The administrative staff of the UTTCC are based in the Rolls Building in London. The salaried UTTCC judges are based in the Rolls Building and the Royal Courts of Justice, London. There are also a number of deputy UTTCC judges based around the UK. The bulk of in-person hearings take place in either the Rolls Building or Royal Courts of Justice in London. Hearings might also be listed at other main hearing centres such as Edinburgh, Belfast, Cardiff and Manchester depending on the location of the parties.
Appeals and judicial review applications in tax cases are generally assigned to two judges, either two upper tribunal judges or one upper tribunal judge and a high court judge (or the equivalent in Scotland). References in financial services cases are generally assigned to a tribunal judge sitting with two tribunal members. Case management, applications, and renewal of permission to appeal hearings are dealt with by a single upper tribunal judge.
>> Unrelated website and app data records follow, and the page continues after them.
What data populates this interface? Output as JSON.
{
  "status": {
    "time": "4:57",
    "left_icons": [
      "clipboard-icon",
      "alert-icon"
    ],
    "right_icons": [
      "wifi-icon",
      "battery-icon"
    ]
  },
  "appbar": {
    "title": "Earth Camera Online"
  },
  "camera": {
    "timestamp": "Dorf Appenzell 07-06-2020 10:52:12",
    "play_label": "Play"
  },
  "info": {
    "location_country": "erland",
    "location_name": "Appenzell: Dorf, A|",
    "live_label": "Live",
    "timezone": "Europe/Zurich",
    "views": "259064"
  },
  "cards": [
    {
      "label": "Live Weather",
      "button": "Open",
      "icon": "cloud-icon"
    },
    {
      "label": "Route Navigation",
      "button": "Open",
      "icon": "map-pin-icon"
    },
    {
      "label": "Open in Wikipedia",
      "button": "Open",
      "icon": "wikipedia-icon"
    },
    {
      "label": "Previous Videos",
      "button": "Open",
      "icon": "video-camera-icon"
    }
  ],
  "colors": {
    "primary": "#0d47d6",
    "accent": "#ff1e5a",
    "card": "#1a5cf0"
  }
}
Certain matters, mostly applications for permission to appeal and other case management matters such as extensions of time, are dealt with in the first instance on the papers. Substantive appeals, references, and substantive applications for judicial review will normally be determined at an in person hearing. Case management and applications hearings, and applications for permission to appeal at an oral hearing which usually last no longer than a day, will normally be heard remotely by video. If parties disagree with the form of hearing or the venue proposed by the tribunal they should provide their reasons and the matter will then be determined by a judge.
The documents for the appeal or hearing will normally, unless agreed or specified otherwise with the tribunal, need to be sent in digital form whether the hearing is in person or remote (see guidance notes on electronic bundles)
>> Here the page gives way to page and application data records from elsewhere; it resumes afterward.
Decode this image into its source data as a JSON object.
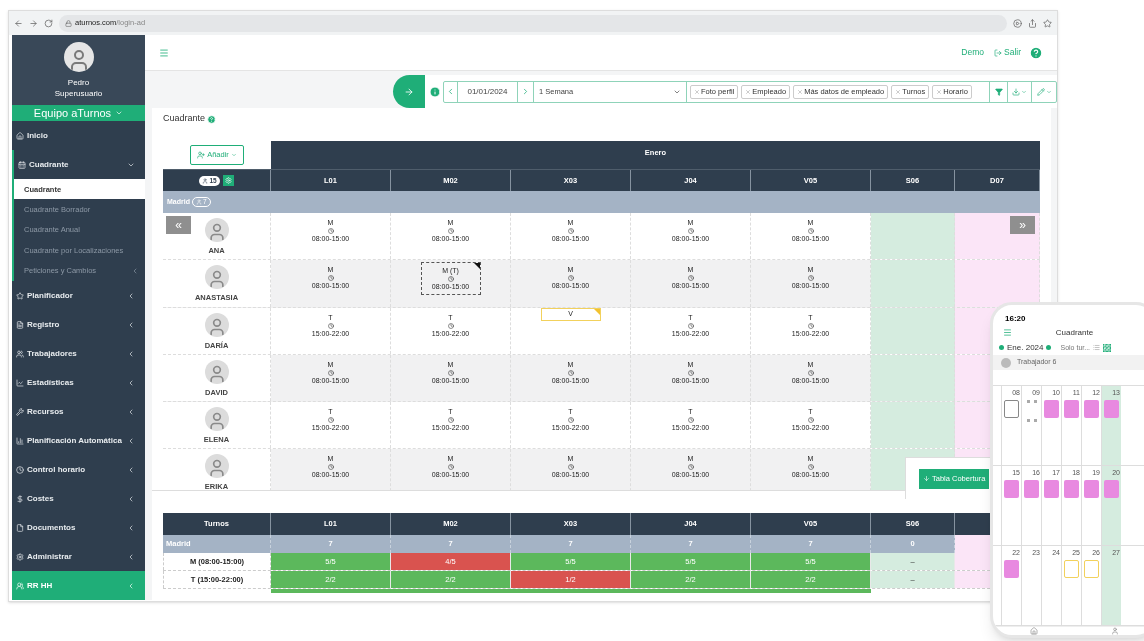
{
  "browser": {
    "host": "aturnos.com",
    "path": "/login-ad"
  },
  "sidebar": {
    "user": {
      "name": "Pedro",
      "role": "Superusuario"
    },
    "team": "Equipo aTurnos",
    "items": [
      {
        "label": "Inicio",
        "selected": false
      },
      {
        "label": "Cuadrante",
        "selected": false,
        "expanded": true,
        "children": [
          {
            "label": "Cuadrante",
            "selected": true
          },
          {
            "label": "Cuadrante Borrador",
            "selected": false
          },
          {
            "label": "Cuadrante Anual",
            "selected": false
          },
          {
            "label": "Cuadrante por Localizaciones",
            "selected": false
          },
          {
            "label": "Peticiones y Cambios",
            "selected": false,
            "expanded": false
          }
        ]
      },
      {
        "label": "Planificador",
        "selected": false,
        "expanded": false
      },
      {
        "label": "Registro",
        "selected": false,
        "expanded": false
      },
      {
        "label": "Trabajadores",
        "selected": false,
        "expanded": false
      },
      {
        "label": "Estadísticas",
        "selected": false,
        "expanded": false
      },
      {
        "label": "Recursos",
        "selected": false,
        "expanded": false
      },
      {
        "label": "Planificación Automática",
        "selected": false,
        "expanded": false
      },
      {
        "label": "Control horario",
        "selected": false,
        "expanded": false
      },
      {
        "label": "Costes",
        "selected": false,
        "expanded": false
      },
      {
        "label": "Documentos",
        "selected": false,
        "expanded": false
      },
      {
        "label": "Administrar",
        "selected": false,
        "expanded": false
      },
      {
        "label": "RR HH",
        "selected": true,
        "expanded": false
      }
    ]
  },
  "topbar": {
    "links": [
      "Demo",
      "Salir"
    ]
  },
  "toolbar": {
    "date": "01/01/2024",
    "range": "1 Semana",
    "chips": [
      "Foto perfil",
      "Empleado",
      "Más datos de empleado",
      "Turnos",
      "Horario"
    ]
  },
  "page_title": "Cuadrante",
  "grid": {
    "add_button": "Añadir",
    "month": "Enero",
    "staff_count": "15",
    "days": [
      {
        "label": "L01",
        "kind": "weekday"
      },
      {
        "label": "M02",
        "kind": "weekday"
      },
      {
        "label": "X03",
        "kind": "weekday"
      },
      {
        "label": "J04",
        "kind": "weekday"
      },
      {
        "label": "V05",
        "kind": "weekday"
      },
      {
        "label": "S06",
        "kind": "saturday"
      },
      {
        "label": "D07",
        "kind": "sunday"
      }
    ],
    "group": {
      "name": "Madrid",
      "count": "7"
    },
    "nav_prev": "«",
    "nav_next": "»",
    "employees": [
      {
        "name": "ANA",
        "shifts": [
          {
            "code": "M",
            "time": "08:00-15:00",
            "kind": "normal"
          },
          {
            "code": "M",
            "time": "08:00-15:00",
            "kind": "normal"
          },
          {
            "code": "M",
            "time": "08:00-15:00",
            "kind": "normal"
          },
          {
            "code": "M",
            "time": "08:00-15:00",
            "kind": "normal"
          },
          {
            "code": "M",
            "time": "08:00-15:00",
            "kind": "normal"
          }
        ]
      },
      {
        "name": "ANASTASIA",
        "shifts": [
          {
            "code": "M",
            "time": "08:00-15:00",
            "kind": "normal"
          },
          {
            "code": "M (T)",
            "time": "08:00-15:00",
            "kind": "changed"
          },
          {
            "code": "M",
            "time": "08:00-15:00",
            "kind": "normal"
          },
          {
            "code": "M",
            "time": "08:00-15:00",
            "kind": "normal"
          },
          {
            "code": "M",
            "time": "08:00-15:00",
            "kind": "normal"
          }
        ]
      },
      {
        "name": "DARÍA",
        "shifts": [
          {
            "code": "T",
            "time": "15:00-22:00",
            "kind": "normal"
          },
          {
            "code": "T",
            "time": "15:00-22:00",
            "kind": "normal"
          },
          {
            "code": "V",
            "kind": "vacation"
          },
          {
            "code": "T",
            "time": "15:00-22:00",
            "kind": "normal"
          },
          {
            "code": "T",
            "time": "15:00-22:00",
            "kind": "normal"
          }
        ]
      },
      {
        "name": "DAVID",
        "shifts": [
          {
            "code": "M",
            "time": "08:00-15:00",
            "kind": "normal"
          },
          {
            "code": "M",
            "time": "08:00-15:00",
            "kind": "normal"
          },
          {
            "code": "M",
            "time": "08:00-15:00",
            "kind": "normal"
          },
          {
            "code": "M",
            "time": "08:00-15:00",
            "kind": "normal"
          },
          {
            "code": "M",
            "time": "08:00-15:00",
            "kind": "normal"
          }
        ]
      },
      {
        "name": "ELENA",
        "shifts": [
          {
            "code": "T",
            "time": "15:00-22:00",
            "kind": "normal"
          },
          {
            "code": "T",
            "time": "15:00-22:00",
            "kind": "normal"
          },
          {
            "code": "T",
            "time": "15:00-22:00",
            "kind": "normal"
          },
          {
            "code": "T",
            "time": "15:00-22:00",
            "kind": "normal"
          },
          {
            "code": "T",
            "time": "15:00-22:00",
            "kind": "normal"
          }
        ]
      },
      {
        "name": "ERIKA",
        "shifts": [
          {
            "code": "M",
            "time": "08:00-15:00",
            "kind": "normal"
          },
          {
            "code": "M",
            "time": "08:00-15:00",
            "kind": "normal"
          },
          {
            "code": "M",
            "time": "08:00-15:00",
            "kind": "normal"
          },
          {
            "code": "M",
            "time": "08:00-15:00",
            "kind": "normal"
          },
          {
            "code": "M",
            "time": "08:00-15:00",
            "kind": "normal"
          }
        ]
      }
    ]
  },
  "coverage": {
    "button": "Tabla Cobertura",
    "title": "Turnos",
    "columns": [
      "L01",
      "M02",
      "X03",
      "J04",
      "V05",
      "S06"
    ],
    "group": {
      "name": "Madrid",
      "counts": [
        "7",
        "7",
        "7",
        "7",
        "7",
        "0"
      ]
    },
    "rows": [
      {
        "label": "M (08:00-15:00)",
        "cells": [
          {
            "value": "5/5",
            "kind": "ok"
          },
          {
            "value": "4/5",
            "kind": "short"
          },
          {
            "value": "5/5",
            "kind": "ok"
          },
          {
            "value": "5/5",
            "kind": "ok"
          },
          {
            "value": "5/5",
            "kind": "ok"
          },
          {
            "value": "–",
            "kind": "none"
          }
        ]
      },
      {
        "label": "T (15:00-22:00)",
        "cells": [
          {
            "value": "2/2",
            "kind": "ok"
          },
          {
            "value": "2/2",
            "kind": "ok"
          },
          {
            "value": "1/2",
            "kind": "short"
          },
          {
            "value": "2/2",
            "kind": "ok"
          },
          {
            "value": "2/2",
            "kind": "ok"
          },
          {
            "value": "–",
            "kind": "none"
          }
        ]
      }
    ]
  },
  "phone": {
    "time": "16:20",
    "title": "Cuadrante",
    "month": "Ene. 2024",
    "filter": "Solo tur...",
    "worker": "Trabajador 6",
    "weeks": [
      [
        {
          "num": "08",
          "kind": "outline",
          "weekend": false
        },
        {
          "num": "09",
          "kind": "plain",
          "weekend": false
        },
        {
          "num": "10",
          "kind": "pink",
          "weekend": false
        },
        {
          "num": "11",
          "kind": "pink",
          "weekend": false
        },
        {
          "num": "12",
          "kind": "pink",
          "weekend": false
        },
        {
          "num": "13",
          "kind": "pink",
          "weekend": true
        }
      ],
      [
        {
          "num": "15",
          "kind": "pink",
          "weekend": false
        },
        {
          "num": "16",
          "kind": "pink",
          "weekend": false
        },
        {
          "num": "17",
          "kind": "pink",
          "weekend": false
        },
        {
          "num": "18",
          "kind": "pink",
          "weekend": false
        },
        {
          "num": "19",
          "kind": "pink",
          "weekend": false
        },
        {
          "num": "20",
          "kind": "pink",
          "weekend": true
        }
      ],
      [
        {
          "num": "22",
          "kind": "pink",
          "weekend": false
        },
        {
          "num": "23",
          "kind": "none",
          "weekend": false
        },
        {
          "num": "24",
          "kind": "none",
          "weekend": false
        },
        {
          "num": "25",
          "kind": "yellow",
          "weekend": false
        },
        {
          "num": "26",
          "kind": "yellow",
          "weekend": false
        },
        {
          "num": "27",
          "kind": "none",
          "weekend": true
        }
      ]
    ]
  }
}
Further information on UTTC, forms, and more specific guidance is available at https://www.gov.uk/courts-tribunals/upper-tribunal-tax-and-chancery-chamber .